Raucus election included burning effigy
Well, we are here. it is official – municipal election season is upon us (and everyone else in Ontario), so i thought it might be interesting to look at a past timmins election that was considered to be the first “real” election in the community.
the 1927 contest certainly proved to be a galvanizing moment in the history of the community.
but before we get to the actual election, it is probably a good idea to look at the roots of this mini revolution – and they can be found in the 1926 timmins Council. Not that i want to judge the group of men who sat on that particular council, but things were just a little odd… (note: councils in the 1920s were elected to a one year term only – today, we elect officials to a four year term).
in any event, mayor e.g. dickson, Councilors J.h. bacon, e.l. longmore, e.g. eplett, dr. a.p. brennan, G.S. drew and dr. e Joyal were elected as the 1926 council. From the get-go, things were not copasetic. the newlyelected council was roundly criticized after the election for dragging an effigy of the former mayor behind a car and then setting him on fire. almost immediately, rumours started that the election would be contested.
by mid-january, the town clerk had received an official notice that the election would be contested and that a hearing was set for Feb. 12th in Cochrane district court. Voter disenfranchisement, polling stations closed later than authorized and other minor transgressions were stated as the reasons for the hearing. Council had to defer all important matters until a decision from the court was registered.
Suffice it to say that the court ruled that the protest was indeed merited and a new election was called for, which would be held on march 5th.
Nominations for mayor and council were taken, and the election duly held; dr. macinnis lost to mr. dickson by 35 votes; three new councillors and three “old” councillors came on board and it was hoped that the business of the town could proceed (there was no burning effigies this time around). Onward and upward and all that, right? Well, not quite. No sooner had the ballots been counted that newly-elected mayor dickson and Coun. eplett were charged with bribery. another court case, another few weeks of unease and indecision, and at the end of the trial, the charges were thrown out.
Which brings us to april, and what should have been a regular meeting of council, although, as you may guess, not everything was normal with this group.
the mayor and Coun, eplett were out of town, but the meeting was scheduled to proceed as planned. two councillors showed up for the meeting as well a large gallery of ratepayers and the town clerk, who all stared at each other until 8 p.m. when someone declared no quorum and everyone went home.
Well, when the boys finally got into gear, the results for many were less than stellar. First, the council imposed a poll tax on residents; in order to collect the $5 from each property owner, the council ordered the chief of police to go to each of the local mines (for starters) and get them to deduct $5 off everyone’s pay, and then send it to the town. this was done, and then things got ugly as all employees had the money deducted from their pay – even if they were not property owners. people petitioned town hall wanting their money back; lawsuits were threatened (and subsequently filed). a provincial audit of the books was demanded.

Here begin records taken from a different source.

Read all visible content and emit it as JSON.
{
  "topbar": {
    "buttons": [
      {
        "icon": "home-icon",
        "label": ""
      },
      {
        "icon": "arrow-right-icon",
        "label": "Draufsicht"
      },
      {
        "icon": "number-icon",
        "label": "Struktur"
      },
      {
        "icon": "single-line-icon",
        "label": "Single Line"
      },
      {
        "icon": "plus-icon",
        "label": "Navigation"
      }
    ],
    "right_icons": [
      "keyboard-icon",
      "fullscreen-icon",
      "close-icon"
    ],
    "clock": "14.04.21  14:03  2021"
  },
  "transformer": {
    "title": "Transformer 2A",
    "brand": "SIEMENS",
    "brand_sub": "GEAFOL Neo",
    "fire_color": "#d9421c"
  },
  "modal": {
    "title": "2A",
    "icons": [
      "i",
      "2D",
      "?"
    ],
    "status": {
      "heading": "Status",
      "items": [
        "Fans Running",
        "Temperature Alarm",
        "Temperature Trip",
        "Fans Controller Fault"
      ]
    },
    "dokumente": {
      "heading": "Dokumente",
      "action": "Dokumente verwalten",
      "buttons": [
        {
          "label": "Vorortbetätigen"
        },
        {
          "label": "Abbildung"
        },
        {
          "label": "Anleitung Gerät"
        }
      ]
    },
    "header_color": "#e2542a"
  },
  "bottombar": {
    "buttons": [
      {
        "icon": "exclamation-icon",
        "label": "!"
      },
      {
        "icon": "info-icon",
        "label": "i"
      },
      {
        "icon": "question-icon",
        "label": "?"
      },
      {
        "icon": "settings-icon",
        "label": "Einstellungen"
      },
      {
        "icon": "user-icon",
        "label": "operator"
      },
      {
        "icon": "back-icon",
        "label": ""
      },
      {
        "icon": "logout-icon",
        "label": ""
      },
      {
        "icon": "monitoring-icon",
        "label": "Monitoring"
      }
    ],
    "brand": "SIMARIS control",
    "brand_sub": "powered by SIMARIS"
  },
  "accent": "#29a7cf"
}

then the chief of police resigned abruptly as he believed council was getting ready to dispose of the position. the town engineer was also let go and a petition signed by 384 people was presented to council. the council rejected the petition and said it was too expensive to keep an engineer on the payroll. meetings of council started to be held behind closed doors only, putting into question many of their decisions. by the end of august, the wheels were falling off of the proverbial bus. the porcupine power and telephone Company (who took over service from the Northern Ontario light and power Company) tried unsuccessfully to get a meeting with town Council to discuss rates.
the company actually wanted to reduce hydro rates but council would not proceed with the drafting of an agreement, hoping that they could create their own company and manage it through the municipality (not at all feasible, considering they had just fired the engineer because they could not afford his salary).
the town water tank was sold for $50; gate valves used on the tank (there were four of them) cost $75 each, so you can imagine the uproar that the sale created. the bill for the provincial auditor came in at an astounding $4,520.54.
Council was not happy with the report and refused to “adopt” it. the town tax collector left his position because council overruled him (they asked him not to collect taxes that were in arrears).
Council voted to postpone the next municipal election (instead of being held in december 1926, it was moved to the first monday in January (4th), with nominations closing on the last monday of december (27th) 1926, leaving one week to campaign.
a “special grant” was voted for the mayor, giving him $1,200 for “services rendered to the community.” and finally, the tax rate for 1926 was set in december of that year – and councillors conceded that the rate was inadequate and left the town with a deficit.
by the time the January election rolled around, voters were angry, frustrated and oh-so-ready for a change! the election drew the largest vote (until then) in a municipal contest. it seems that everyone in town had an opinion and those who were able to, actually went out to vote. e.l. longmore was voted in as mayor (defeating the incumbent, mayor dickson); three new councillors (pritchard, Carson and Francis) joined drew, Joyal and brennan, who were re-elected. the raucous year had helped to get people involved; a mini revolution of sorts for a community that, up until then, was a little sleepy when it came to municipal matters.
I believe the big black tank behind the fire hall is the water tank in question that was sold for a whopping $50 — not one of the 1926 council’s best decisions.